The Fine Line Between Sakura And Romance
Love Is In The Air — And So Is Change
With the dull cold days of winter almost behind us, it's time for the season of new beginnings and changes, all of which are symbolized by the cherry blossom in Japan.
The hanami season in Japan symbolizes both ends and beginnings: the end of the cold winter days, end of school, end of your last job — or residence. Simultaneously, it also opens the buds of everything new in the Japanese people’s lives: new jobs, new academic year and even relocation. Is it accidental that this also implies to relationships? Not really. Here’s why.
The cherry blossom, according to the language of flowers, symbolizes innocence, purity and beauty. They grow very slowly, burst into life for a brief period, and then are just as quickly snatched away by wind, rain and the changes of the season. In Japanese belief, sakura represent the transience of life: you are born and live for a brief moment, then fade away. It’s a bittersweet way of viewing things, and one that has a large part in shaping Japanese culture historically.
Put this in a relationship perspective: spring is the start of the new year for schools, new workers joining companies, moving to new homes, marriage proposals… and of course, changing schools, moving away from home, and many other, less positive changes. As the season of change, spring is historically a time in which new relationships start (and old ones end).
Goodbyes and Hellos
For those starting at university, it’s a great time to meet new people, join clubs and activities, head out and see the city as an adult — and many people in Japan start having their first serious relationships at this time.
The same applies to work. New graduates start work in April and since the Japanese work environment will have them spend the majority of their lives at the workplace, it is common to meet the significant other exactly there.

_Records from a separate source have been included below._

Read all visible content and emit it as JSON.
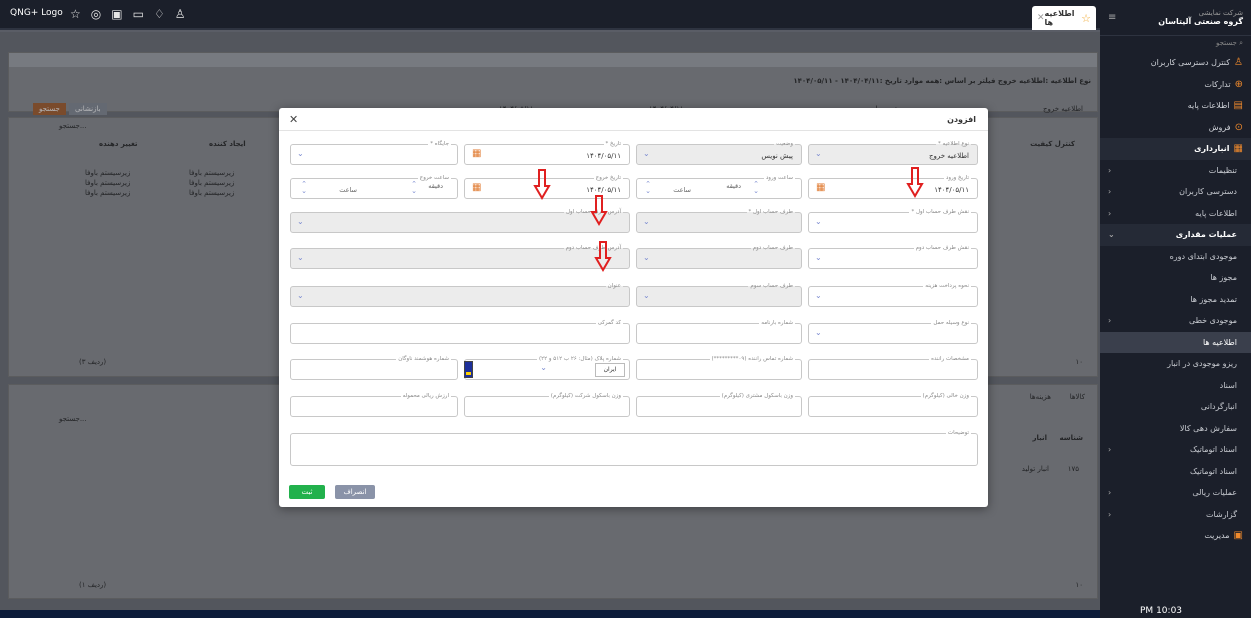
{
  "topbar": {
    "logo": "QNG+ Logo",
    "tab_label": "اطلاعیه ها"
  },
  "sidebar": {
    "org_sub": "شرکت نمایشی",
    "org_title": "گروه صنعتی آلیتاسان",
    "search": "جستجو",
    "items": [
      {
        "label": "کنترل دسترسی کاربران"
      },
      {
        "label": "تدارکات"
      },
      {
        "label": "اطلاعات پایه"
      },
      {
        "label": "فروش"
      },
      {
        "label": "انبارداری"
      },
      {
        "label": "تنظیمات"
      },
      {
        "label": "دسترسی کاربران"
      },
      {
        "label": "اطلاعات پایه"
      },
      {
        "label": "عملیات مقداری"
      },
      {
        "label": "موجودی ابتدای دوره"
      },
      {
        "label": "مجوز ها"
      },
      {
        "label": "تمدید مجوز ها"
      },
      {
        "label": "موجودی خطی"
      },
      {
        "label": "اطلاعیه ها"
      },
      {
        "label": "ریزو موجودی در انبار"
      },
      {
        "label": "اسناد"
      },
      {
        "label": "انبارگردانی"
      },
      {
        "label": "سفارش دهی کالا"
      },
      {
        "label": "اسناد اتوماتیک"
      },
      {
        "label": "اسناد اتوماتیک"
      },
      {
        "label": "عملیات ریالی"
      },
      {
        "label": "گزارشات"
      },
      {
        "label": "مدیریت"
      }
    ],
    "clock": "10:03 PM"
  },
  "background": {
    "filter_text": "نوع اطلاعیه :اطلاعیه خروج  فیلتر بر اساس :همه موارد  تاریخ :۱۴۰۴/۰۴/۱۱ - ۱۴۰۴/۰۵/۱۱",
    "notice_type_value": "اطلاعیه خروج",
    "filter_value": "همه موارد",
    "from_date": "۱۴۰۴/۰۴/۱۱",
    "to_date": "۱۴۰۴/۰۵/۱۱",
    "search_btn": "جستجو",
    "reset_btn": "بازنشانی",
    "search_placeholder": "جستجو...",
    "col_changer": "تغییر دهنده",
    "col_creator": "ایجاد کننده",
    "col_status": "کنترل کیفیت",
    "row_value": "زیرسیستم باوفا",
    "pager_top": "(۳ ردیف)",
    "pager_bottom": "(۱ ردیف)",
    "tab_goods": "کالاها",
    "tab_costs": "هزینه‌ها",
    "col_id": "شناسه",
    "col_store": "انبار",
    "row_id": "۱۷۵",
    "row_store": "انبار تولید",
    "page_size": "۱۰"
  },
  "modal": {
    "title": "افزودن",
    "f_type_label": "نوع اطلاعیه *",
    "f_type_value": "اطلاعیه خروج",
    "f_status_label": "وضعیت",
    "f_status_value": "پیش نویس",
    "f_date_label": "تاریخ *",
    "f_date_value": "۱۴۰۴/۰۵/۱۱",
    "f_station_label": "جایگاه *",
    "f_entry_date_label": "تاریخ ورود",
    "f_entry_date_value": "۱۴۰۴/۰۵/۱۱",
    "f_entry_time_label": "ساعت ورود",
    "f_exit_date_label": "تاریخ خروج",
    "f_exit_date_value": "۱۴۰۴/۰۵/۱۱",
    "f_exit_time_label": "ساعت خروج",
    "minute": "دقیقه",
    "hour": "ساعت",
    "f_party1_role_label": "نقش طرف حساب اول *",
    "f_party1_label": "طرف حساب اول *",
    "f_party1_code_label": "آدرس طرف حساب اول",
    "f_party2_role_label": "نقش طرف حساب دوم",
    "f_party2_label": "طرف حساب دوم",
    "f_party2_code_label": "آدرس طرف حساب دوم",
    "f_payment_label": "نحوه پرداخت هزینه",
    "f_party3_label": "طرف حساب سوم",
    "f_address_label": "عنوان",
    "f_vehicle_label": "نوع وسیله حمل",
    "f_cargo_label": "شماره بارنامه",
    "f_customs_label": "کد گمرکی",
    "f_driver_label": "مشخصات راننده",
    "f_phone_label": "شماره تماس راننده (۰۹*********)",
    "f_plate_label": "شماره پلاک (مثال: ۲۶ ب ۵۱۲ و ۲۲)",
    "f_plate_country": "ایران",
    "f_smart_label": "شماره هوشمند ناوگان",
    "f_empty_weight_label": "وزن خالی (کیلوگرم)",
    "f_net_weight_label": "وزن باسکول مشتری (کیلوگرم)",
    "f_company_weight_label": "وزن باسکول شرکت (کیلوگرم)",
    "f_value_label": "ارزش ریالی محموله",
    "f_desc_label": "توضیحات",
    "btn_submit": "ثبت",
    "btn_cancel": "انصراف"
  },
  "colors": {
    "accent": "#f08a2c",
    "submit": "#22b14c",
    "cancel": "#8a93a8",
    "arrow": "#e02020"
  }
}
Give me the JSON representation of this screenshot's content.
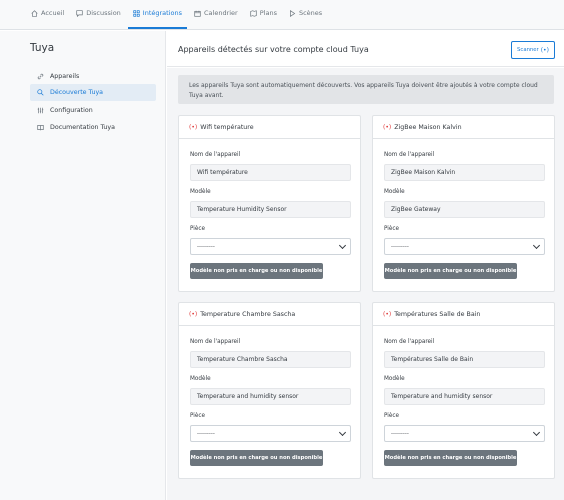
{
  "nav": {
    "tabs": [
      {
        "label": "Accueil",
        "icon": "home-icon"
      },
      {
        "label": "Discussion",
        "icon": "chat-icon"
      },
      {
        "label": "Intégrations",
        "icon": "grid-icon"
      },
      {
        "label": "Calendrier",
        "icon": "calendar-icon"
      },
      {
        "label": "Plans",
        "icon": "map-icon"
      },
      {
        "label": "Scènes",
        "icon": "play-icon"
      }
    ],
    "active_color": "#1a7bd6"
  },
  "sidebar": {
    "title": "Tuya",
    "items": [
      {
        "label": "Appareils",
        "icon": "link-icon"
      },
      {
        "label": "Découverte Tuya",
        "icon": "search-icon"
      },
      {
        "label": "Configuration",
        "icon": "sliders-icon"
      },
      {
        "label": "Documentation Tuya",
        "icon": "book-icon"
      }
    ]
  },
  "main": {
    "title": "Appareils détectés sur votre compte cloud Tuya",
    "scan_label": "Scanner",
    "alert": "Les appareils Tuya sont automatiquement découverts. Vos appareils Tuya doivent être ajoutés à votre compte cloud Tuya avant.",
    "labels": {
      "name": "Nom de l'appareil",
      "model": "Modèle",
      "room": "Pièce",
      "room_placeholder": "---------",
      "unsupported": "Modèle non pris en charge ou non disponible"
    },
    "devices": [
      {
        "title": "Wifi température",
        "name": "Wifi température",
        "model": "Temperature Humidity Sensor"
      },
      {
        "title": "ZigBee Maison Kalvin",
        "name": "ZigBee Maison Kalvin",
        "model": "ZigBee Gateway"
      },
      {
        "title": "Temperature Chambre Sascha",
        "name": "Temperature Chambre Sascha",
        "model": "Temperature and humidity sensor"
      },
      {
        "title": "Températures Salle de Bain",
        "name": "Températures Salle de Bain",
        "model": "Temperature and humidity sensor"
      }
    ]
  }
}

Or maybe you’re already dating someone and they’ve been transferred to a new department at work, another common occurrence in spring in Japan. This will often result in him (or you) having to adjust to new tasks, new responsibilities, and even new, sometimes longer, overtime hours in order to stay on track with work. While this comes with the territory of any new job, there have been more than a few instances where either the man or woman has used this new schedule to “politely” end a relationship. So ladies, if you are unsatisfied with your partner and are looking for a change, maybe taking the Japanese approach is best for you.
In Japanese belief, sakura represent the transience of life: you are born and live for a brief moment, then fade away.
Couples that have been together longer may be faced with a different prospect come spring: job transfers. My friend actually had this happen to her a few years ago: her husband came home from work around the start of April, sat her down on the sofa, and told her that he was being transferred to Johannesburg at the end of the month — alone. His company wasn’t willing to pay for his wife to come too, despite it being a 2-5 year transfer. It almost ended their marriage, but that sort of thing does seem to happen a lot around the spring as well. Communicate with your partner if this sort of situation comes up; it can either become the start of a new adventure together, or the start of one alone.
Find love in a sunny spot
Hanami parties are one of the best ways to get out and meet new people. The weather is warmer, crowds of people are gathered together to celebrate and drink, you are surrounded by beautiful sights. Lighter moods, pleasant weather, plenty to drink — it’s like you are in the biggest beer garden around, and once people start to relax, they become more inclined to talk to other parties around them.
One season, I was in a small party of four, all female, all foreign, and by the time the sun had set, I was in a mixed group of about 20 people, from all around the world, headed to an izakaya to warm up. Don’t be afraid to speak to other groups during this time — people are a lot friendlier than you may think, and you might find yourself making some new friends, or possibly meeting someone special if you open up and chat, even if you only know a few words of Japanese.
Hanami parties are one of the best ways to get out and meet new people.
If you’re more of the introverted sort, however, then hanami parties might seem a bit off-putting with all the crowds of people and noise. But going to a little-known spot, or visiting in the early morning can be very rewarding as well. A Japanese male friend of mine ended up in a whirlwind, movie-like romance as a result of morning cherry blossoms. He decided to eat breakfast in the park one day before work, along Sumida river, and an Italian woman came along and asked to share the bench with him. They started chatting away in limited English, discovered they had a lot in common and, long story short, they dated for nearly five years.
Spring is the season of new life, of change, of beauty and innocence — it’s a time when the dregs of winter have been finally cleared away and everyone feels refreshed. Make the most of it, and let me know what your plans are in the comments below! If you want to find me, just head to Yoyogi Park, I practically live there during hanami season.
Do you have any unique spring romance stories? Have you ever experienced meeting that special one in spring? Share your story with us in the comments or via email at firstname.lastname@example.org